"During this pandemic, Canadians all tightened their belts, Canadians made tremendous sacrifices. That wasn't the case for everyone. Given our banks have reported extraordinarily large profits and have been incredibly successful, we're going to ask them to do a little bit more," he said.
"As we rebuild, we're going to ask big financial institutions to pay a little back so we can do more for you and, in particular, so we can help you own your home and own your future."
Liberals promise to target tax avoidance
Trudeau said the government wouldn't tolerate "sophisticated tax planning or profit-sharing" by companies looking to dodge the new measures. He promised new "targeted anti-avoidance rules" to ensure the companies pay what the Liberals want them to pay.
The party is also promising to enhance the powers of the federal Financial Consumer Agency of Canada to better police "excessive" fees charged to customers and to ensure the cost of the new corporate tax measures is "not passed on to consumers."
NDP Leader Jagmeet Singh has been pushing Trudeau to rein in what the banks can charge their customers during this health crisis. The party has asked the government to try to temporarily block the banks from charging interest on mortgages and cut credit card fees paid by small businesses for payment processing.

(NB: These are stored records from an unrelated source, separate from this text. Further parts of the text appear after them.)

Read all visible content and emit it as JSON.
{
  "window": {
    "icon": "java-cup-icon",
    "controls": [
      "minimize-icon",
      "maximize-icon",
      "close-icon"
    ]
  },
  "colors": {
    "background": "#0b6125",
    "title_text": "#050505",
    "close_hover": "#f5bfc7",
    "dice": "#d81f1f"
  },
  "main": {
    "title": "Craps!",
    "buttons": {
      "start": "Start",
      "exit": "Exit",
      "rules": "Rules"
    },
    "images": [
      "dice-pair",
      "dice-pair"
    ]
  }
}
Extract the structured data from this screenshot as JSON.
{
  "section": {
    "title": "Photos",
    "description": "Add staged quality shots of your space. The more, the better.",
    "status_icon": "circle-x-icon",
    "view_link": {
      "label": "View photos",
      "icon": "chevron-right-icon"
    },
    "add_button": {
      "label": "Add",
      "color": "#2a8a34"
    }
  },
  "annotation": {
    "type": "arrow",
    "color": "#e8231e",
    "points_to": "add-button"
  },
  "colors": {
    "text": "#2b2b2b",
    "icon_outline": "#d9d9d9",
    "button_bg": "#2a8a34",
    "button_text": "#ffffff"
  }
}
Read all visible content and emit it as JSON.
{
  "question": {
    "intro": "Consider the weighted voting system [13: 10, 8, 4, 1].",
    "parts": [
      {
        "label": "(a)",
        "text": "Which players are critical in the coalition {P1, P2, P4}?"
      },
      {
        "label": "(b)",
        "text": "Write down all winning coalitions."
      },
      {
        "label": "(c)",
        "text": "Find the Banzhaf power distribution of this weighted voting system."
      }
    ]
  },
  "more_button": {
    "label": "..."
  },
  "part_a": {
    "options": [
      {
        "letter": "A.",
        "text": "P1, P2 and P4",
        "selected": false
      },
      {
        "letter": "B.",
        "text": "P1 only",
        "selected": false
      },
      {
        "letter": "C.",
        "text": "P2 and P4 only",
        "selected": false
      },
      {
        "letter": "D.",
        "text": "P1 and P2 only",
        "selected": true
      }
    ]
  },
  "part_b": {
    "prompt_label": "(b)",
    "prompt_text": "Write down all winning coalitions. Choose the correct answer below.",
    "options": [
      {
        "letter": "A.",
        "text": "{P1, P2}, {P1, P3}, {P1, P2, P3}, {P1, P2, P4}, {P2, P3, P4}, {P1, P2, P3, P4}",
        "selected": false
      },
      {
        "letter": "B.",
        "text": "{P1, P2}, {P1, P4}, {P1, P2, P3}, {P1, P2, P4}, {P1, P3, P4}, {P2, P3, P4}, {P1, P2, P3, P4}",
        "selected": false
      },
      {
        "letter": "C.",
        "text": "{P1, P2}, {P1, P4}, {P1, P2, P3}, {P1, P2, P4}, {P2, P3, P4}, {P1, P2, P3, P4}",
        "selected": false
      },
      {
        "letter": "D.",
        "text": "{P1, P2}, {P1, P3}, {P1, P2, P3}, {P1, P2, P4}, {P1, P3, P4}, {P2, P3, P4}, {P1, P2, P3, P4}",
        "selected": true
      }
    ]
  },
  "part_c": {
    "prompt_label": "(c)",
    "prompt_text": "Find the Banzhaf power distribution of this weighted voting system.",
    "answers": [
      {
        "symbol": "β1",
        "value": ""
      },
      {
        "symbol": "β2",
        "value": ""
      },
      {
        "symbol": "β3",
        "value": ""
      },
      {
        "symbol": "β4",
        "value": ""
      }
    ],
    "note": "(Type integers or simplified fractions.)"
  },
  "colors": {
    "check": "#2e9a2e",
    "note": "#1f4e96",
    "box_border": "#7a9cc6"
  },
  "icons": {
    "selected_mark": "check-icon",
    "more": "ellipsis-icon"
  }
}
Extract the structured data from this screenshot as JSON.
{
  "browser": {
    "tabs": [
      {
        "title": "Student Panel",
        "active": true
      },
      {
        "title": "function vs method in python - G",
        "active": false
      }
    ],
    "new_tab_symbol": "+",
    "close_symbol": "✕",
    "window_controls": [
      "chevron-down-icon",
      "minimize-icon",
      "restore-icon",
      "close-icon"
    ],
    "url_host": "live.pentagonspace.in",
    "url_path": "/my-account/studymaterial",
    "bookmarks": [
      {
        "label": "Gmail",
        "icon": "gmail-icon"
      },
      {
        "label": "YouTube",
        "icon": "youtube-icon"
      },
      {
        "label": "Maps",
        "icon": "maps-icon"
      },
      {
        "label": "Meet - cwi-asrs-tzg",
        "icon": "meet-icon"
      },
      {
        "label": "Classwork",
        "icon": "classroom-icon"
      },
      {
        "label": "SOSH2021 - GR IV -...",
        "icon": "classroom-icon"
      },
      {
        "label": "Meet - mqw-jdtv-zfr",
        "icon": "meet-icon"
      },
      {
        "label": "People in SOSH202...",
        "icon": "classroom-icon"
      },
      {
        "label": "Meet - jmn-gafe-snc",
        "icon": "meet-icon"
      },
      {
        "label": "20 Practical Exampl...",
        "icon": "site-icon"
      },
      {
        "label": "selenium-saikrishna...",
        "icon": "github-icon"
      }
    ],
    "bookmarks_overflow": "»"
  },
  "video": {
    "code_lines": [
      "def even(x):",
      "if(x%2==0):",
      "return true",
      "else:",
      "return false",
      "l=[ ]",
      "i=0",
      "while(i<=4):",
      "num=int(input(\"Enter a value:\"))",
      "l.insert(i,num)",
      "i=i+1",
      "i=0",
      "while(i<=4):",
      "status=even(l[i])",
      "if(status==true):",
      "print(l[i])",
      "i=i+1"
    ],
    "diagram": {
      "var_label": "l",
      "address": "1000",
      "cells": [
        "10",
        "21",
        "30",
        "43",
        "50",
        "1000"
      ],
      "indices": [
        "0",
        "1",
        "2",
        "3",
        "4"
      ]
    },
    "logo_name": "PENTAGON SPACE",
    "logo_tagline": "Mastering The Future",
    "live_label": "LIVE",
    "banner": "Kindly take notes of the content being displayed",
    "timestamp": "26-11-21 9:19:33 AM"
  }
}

The NDP has long proposed a system of postal banking to bring financial services to rural and remote communities where the big banks have closed branches. The party wants Canada Post to offer everyday banking services like chequing and savings accounts — a model that is used in countries like Italy and New Zealand — to challenge big financial institutions like BMO, CIBC, RBC, Scotiabank and TD.
The party's platform also includes a promise to force financial advisers to offer advice that's in their clients' best financial interest rather than that of "the bank's bottom line."
Conservative Leader Erin O'Toole has also promised to take on the big banks. In the platform released last week, the party promised a Conservative government would bring in legislation to allow for more banking competition by "fintech companies," order the Competition Bureau to investigate bank fees and require more transparency for investment management fees so "seniors and savers don't get ripped off."